Frostad says that Tier 2 and Tier 3 broadcasters are far more reluctant to make the jump to IP due to the initial capex that it requires. “This is why Tier 1s are still so successful with their technologies,” he argued. “They can introduce 4K and HDR seamlessly, whereas it’s a really problematic integration on SDI.”
“I often like the conservatism of broadcasters, but it has gone too far and we’re at a standstill,” Frostad continued. “The move to IP should have been 20 years ago. In any revolution, there is going to be blood on the streets.”
There is also hesitancy on the pure-play over-the-top side, too, when it comes to embracing HLS (HTTP Live Streaming) and DASH for lower latency. Here the issue is a lack of trust in content delivery networks’ (CDN) synchronicity – people fear that their network bookends will not be able to piece back together the constant stream of 100ms video chunks that arrive with HLS and DASH.
“OTT is becoming very advanced, but it is not difficult, just complex. HLS and DASH presents five times the complexity of traditional OTT,” Frostad argued. “You need knowledge, but people do not want that anymore – they want systems that can replace old, knowledgeable engineers.”
Bridge Technologies largely serves video distribution, but production is a burgeoning area, as more production teams look to shift uncompressed video to remote locations over IP.
Another veteran monitoring vendor, TAG Video Systems, appears so impatient about the IP migration that it has resorted to playing hard to get. “If we have to pitch IP to you, we’ll talk to you in a few years,” says TAG’s ‘zero friction officer’, Kevin Joyce.
TAG’s monitoring capabilities cover every part of the video chain, from production to playout. At the center is its multi-viewer control room capabilities, which puts it head-to-head with the likes of Grass Valley and Evertz.
“To IP or to not IP is no longer a question,” Joyce told us, arguing that the initial capex is dwarfed by the overall value proposition of flexibility. “It’s more a question of HR – changing mindsets and culture. No one regrets transitioning.”
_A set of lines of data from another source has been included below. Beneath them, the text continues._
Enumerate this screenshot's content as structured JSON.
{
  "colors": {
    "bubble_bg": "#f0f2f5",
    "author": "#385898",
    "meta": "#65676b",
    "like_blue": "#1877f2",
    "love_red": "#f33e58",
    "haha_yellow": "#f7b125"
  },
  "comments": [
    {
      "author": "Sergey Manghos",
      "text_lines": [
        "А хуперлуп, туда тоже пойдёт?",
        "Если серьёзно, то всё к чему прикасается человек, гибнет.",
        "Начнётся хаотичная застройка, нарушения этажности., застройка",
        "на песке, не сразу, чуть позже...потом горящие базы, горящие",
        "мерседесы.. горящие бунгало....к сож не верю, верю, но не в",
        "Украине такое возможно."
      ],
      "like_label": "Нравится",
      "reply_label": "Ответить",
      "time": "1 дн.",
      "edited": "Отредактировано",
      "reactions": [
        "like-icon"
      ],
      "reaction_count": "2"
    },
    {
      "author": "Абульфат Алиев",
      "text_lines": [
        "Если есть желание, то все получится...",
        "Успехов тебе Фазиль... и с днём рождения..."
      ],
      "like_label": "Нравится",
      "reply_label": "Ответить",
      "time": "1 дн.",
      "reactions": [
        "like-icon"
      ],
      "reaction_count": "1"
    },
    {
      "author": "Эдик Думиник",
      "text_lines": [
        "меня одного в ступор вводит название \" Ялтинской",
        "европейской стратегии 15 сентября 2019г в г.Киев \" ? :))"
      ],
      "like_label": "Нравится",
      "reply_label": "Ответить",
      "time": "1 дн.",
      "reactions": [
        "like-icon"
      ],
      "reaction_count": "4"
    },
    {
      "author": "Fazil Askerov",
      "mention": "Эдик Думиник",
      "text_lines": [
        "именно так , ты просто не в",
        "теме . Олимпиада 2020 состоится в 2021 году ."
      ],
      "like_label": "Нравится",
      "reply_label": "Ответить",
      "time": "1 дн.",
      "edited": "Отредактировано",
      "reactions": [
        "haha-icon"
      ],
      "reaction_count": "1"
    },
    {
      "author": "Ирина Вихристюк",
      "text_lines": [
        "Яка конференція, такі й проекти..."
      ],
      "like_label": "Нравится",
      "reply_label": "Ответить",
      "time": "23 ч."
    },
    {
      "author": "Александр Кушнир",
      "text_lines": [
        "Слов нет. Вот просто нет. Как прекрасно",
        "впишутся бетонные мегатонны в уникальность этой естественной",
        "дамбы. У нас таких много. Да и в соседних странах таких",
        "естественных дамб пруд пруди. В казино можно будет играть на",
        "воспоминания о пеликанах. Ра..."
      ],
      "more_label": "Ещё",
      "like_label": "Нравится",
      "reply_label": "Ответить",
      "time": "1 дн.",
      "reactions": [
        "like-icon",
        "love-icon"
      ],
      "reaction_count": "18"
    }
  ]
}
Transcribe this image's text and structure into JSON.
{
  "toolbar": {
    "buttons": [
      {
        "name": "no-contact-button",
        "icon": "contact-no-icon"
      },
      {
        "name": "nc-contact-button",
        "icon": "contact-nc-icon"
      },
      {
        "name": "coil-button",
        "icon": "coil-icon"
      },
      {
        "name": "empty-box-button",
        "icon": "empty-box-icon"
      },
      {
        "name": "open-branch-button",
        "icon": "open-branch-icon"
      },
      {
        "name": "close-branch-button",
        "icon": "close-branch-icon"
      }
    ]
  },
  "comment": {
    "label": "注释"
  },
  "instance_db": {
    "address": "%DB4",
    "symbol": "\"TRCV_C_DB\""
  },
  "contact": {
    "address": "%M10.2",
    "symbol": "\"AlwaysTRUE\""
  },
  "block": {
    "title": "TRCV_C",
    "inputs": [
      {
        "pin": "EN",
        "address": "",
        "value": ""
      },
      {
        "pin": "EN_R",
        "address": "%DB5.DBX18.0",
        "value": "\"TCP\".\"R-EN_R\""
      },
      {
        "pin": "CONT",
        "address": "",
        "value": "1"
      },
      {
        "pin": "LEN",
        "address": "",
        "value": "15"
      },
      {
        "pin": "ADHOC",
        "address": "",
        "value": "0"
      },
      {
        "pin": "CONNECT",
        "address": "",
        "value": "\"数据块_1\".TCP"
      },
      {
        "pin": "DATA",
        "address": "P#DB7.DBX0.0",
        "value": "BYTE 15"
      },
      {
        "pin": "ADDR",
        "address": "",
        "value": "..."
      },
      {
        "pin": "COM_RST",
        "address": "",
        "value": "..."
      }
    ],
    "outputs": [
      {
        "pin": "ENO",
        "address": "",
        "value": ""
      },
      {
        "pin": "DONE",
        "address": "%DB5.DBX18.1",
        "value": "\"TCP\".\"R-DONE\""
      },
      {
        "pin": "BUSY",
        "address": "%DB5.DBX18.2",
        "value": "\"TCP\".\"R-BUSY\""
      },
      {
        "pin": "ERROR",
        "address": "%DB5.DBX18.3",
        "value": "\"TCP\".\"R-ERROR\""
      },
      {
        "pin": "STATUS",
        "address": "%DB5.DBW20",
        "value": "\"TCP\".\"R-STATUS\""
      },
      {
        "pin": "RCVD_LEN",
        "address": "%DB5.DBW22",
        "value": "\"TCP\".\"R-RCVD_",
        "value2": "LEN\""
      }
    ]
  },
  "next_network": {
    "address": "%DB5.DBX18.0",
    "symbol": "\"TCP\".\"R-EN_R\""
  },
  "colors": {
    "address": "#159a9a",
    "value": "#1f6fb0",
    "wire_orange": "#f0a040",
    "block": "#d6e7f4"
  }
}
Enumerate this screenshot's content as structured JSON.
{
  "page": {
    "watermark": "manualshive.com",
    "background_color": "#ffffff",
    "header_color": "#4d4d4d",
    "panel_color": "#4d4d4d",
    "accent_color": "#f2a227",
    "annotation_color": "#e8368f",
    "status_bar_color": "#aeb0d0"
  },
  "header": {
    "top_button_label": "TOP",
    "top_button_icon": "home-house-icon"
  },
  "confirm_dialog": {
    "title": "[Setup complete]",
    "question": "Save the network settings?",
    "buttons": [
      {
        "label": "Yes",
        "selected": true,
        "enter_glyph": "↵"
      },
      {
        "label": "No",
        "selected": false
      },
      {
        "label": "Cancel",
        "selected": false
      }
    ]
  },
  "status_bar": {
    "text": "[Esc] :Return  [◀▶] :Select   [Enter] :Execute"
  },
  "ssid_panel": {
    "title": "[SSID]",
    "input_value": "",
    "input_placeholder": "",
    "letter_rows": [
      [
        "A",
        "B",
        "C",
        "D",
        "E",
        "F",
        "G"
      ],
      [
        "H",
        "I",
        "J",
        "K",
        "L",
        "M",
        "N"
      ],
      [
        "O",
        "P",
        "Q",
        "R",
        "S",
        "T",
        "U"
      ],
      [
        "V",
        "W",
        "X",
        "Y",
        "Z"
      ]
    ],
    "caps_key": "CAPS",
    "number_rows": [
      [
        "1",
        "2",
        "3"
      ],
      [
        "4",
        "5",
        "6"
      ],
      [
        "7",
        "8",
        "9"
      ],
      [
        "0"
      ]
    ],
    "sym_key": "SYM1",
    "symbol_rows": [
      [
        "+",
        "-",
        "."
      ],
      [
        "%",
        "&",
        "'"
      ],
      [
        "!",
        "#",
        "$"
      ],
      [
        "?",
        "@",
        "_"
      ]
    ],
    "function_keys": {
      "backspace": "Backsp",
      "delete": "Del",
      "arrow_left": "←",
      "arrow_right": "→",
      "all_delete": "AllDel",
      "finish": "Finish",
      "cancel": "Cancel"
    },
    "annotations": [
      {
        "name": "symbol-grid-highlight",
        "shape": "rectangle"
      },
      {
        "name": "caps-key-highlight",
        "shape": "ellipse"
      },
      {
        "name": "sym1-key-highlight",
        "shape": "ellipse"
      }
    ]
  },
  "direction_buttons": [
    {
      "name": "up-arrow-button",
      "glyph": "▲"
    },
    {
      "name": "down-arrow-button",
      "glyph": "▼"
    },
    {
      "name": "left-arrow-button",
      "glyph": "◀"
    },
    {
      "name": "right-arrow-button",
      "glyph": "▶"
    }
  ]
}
A more neutral adjudicator can be found in UK playout specialist Pebble, which serves broadcasters of all shapes and sizes. “Uncompressed IP is way more complicated than SDI,” argues Allison Pavitt, director of sales and marketing. “It’s a bunch of assets sitting in a network, none of it knows where to go. Lots of engineers find it daunting.”
Pebble has witnessed European customers start IP migration projects, only to revert to SDI when it gets too complicated. To turn some heads, Pebble has launched a free version of its central platform Pebble Control, which looks to alleviate some of the confusion by offering simple dashboard to group connections into containers.
The free version offers full functionality, with the only difference being network capacity. While the free version has a limit of 20 connections, the paid version can extend into the many thousands. “We’re looking to democratize access to it and help with the decision-making process,” Pavitt explained.
Another vendor facilitating customer choice is Net Insight. The company has just launched the IP Media Pro app in its Nimbra suite, which offers conversion from SDI to SMPTE 2110.
CTO Per Lindgren, says that one chief concern surrounding IP migration is security, so the app includes Net Insight’s Trust Boundary demarcation technology. This can be used to support firewalls in IP translation, while also acting as a useful checkpoint for CDN synchronization and frame alignment. While he feels the product is helping to convert people, Lindgren argues that most customers require a gradual migration. “It doesn’t always forklift upgrade everything at the same time,” he warns. “It has to be a seamless transition.”